Hollywood screenwriter Craig Mazin has had a long and successful career in the business.

He broke into the business writing low-brow comedies but has recently transitioned to television dramas, like HBO’s Chernobyl and The Last of Us.

Before he was a screenwriter, Mazin was college roommates with Senator Ted Cruz (R-TX) at Princeton, and when Cruz became a national political figure, Mazin began dunking on him on Twitter, much to the delight of the media.

Mazin, a woke extremist who claims to have voted Republican in the past, recently caused a stir when he suggested critics of his show The Last of Us were somehow “homophobic.”

The show, an adaptation of a wildly popular video game franchise, prominently featured a gay relationship between two men in the third episode, and it was not well received by a big portion of viewers.

“Some people didn’t like Episode 3 because, you know, gay stuff,” Mazin explained. “And then they kind of retroactively try and come up with a [different and inoffensive] reason why. [But] one of the complaints I saw was, ‘Oh, it’s just a filler episode. It doesn’t advance the story.’ And I was like, ‘I think this episode advances the story more than any other episode we have’ — because it’s not plot, it’s character. It’s the letter Bill leaves behind to Joel that powers the rest of the show.”

So people can’t dislike the episode for the reasons they say.

It’s not as if this is the first time Hollywood has had a gay storyline in a television show or film – far from it.

For instance, HBO’s acclaimed shows The Sopranos and The Wire both handled storylines with gay characters without fans of the show being off-put.

“If you want to know how to create an unforgettable, dynamic, sympathetic, iconic gay character, watch ‘Dog Day Afternoon,’” Conservative film critic John Nolte explained. “Al Pacino’s Sonny Wortzik is so brilliantly constructed that after it’s revealed he’s a homosexual, he doesn’t become a joke. Instead, he becomes even more sympathetic because we understand his desperation and relate to his status as a misfit and outsider.”
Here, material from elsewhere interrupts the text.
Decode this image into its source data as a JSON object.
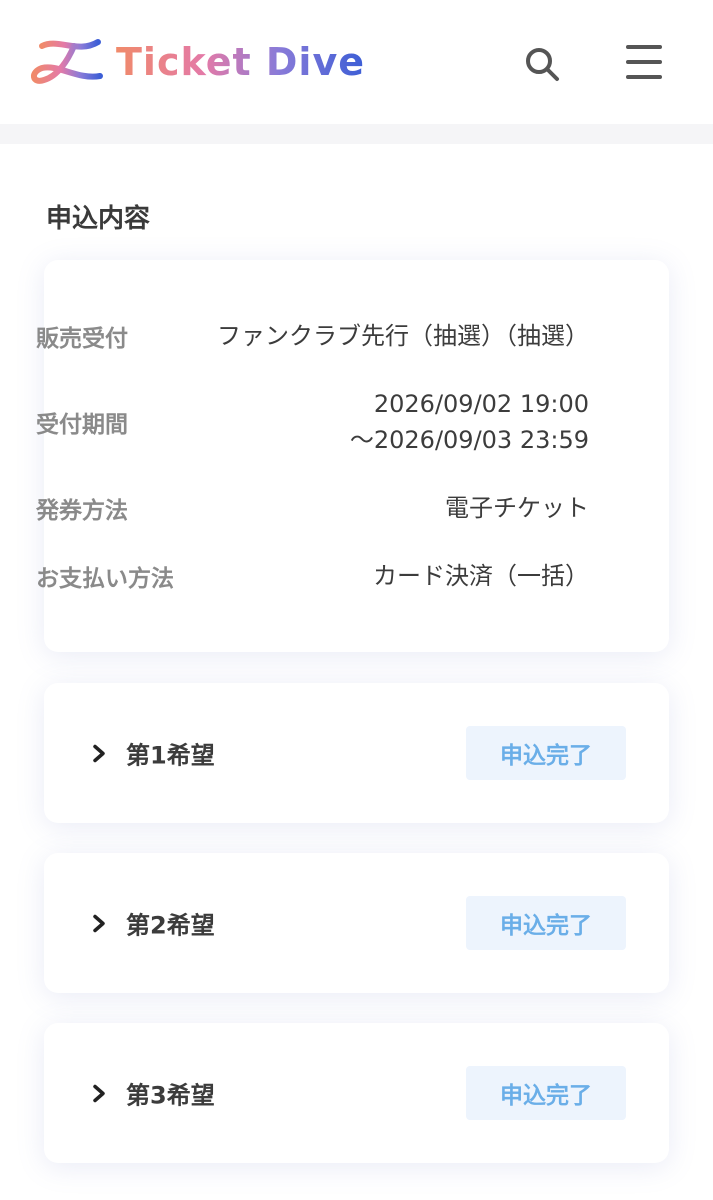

Audiences will go along for the ride if there’s “gay stuff” so long as it’s done well, just like any other storyline.

Stay tuned to Conservative Underground News for any updates to this ongoing story.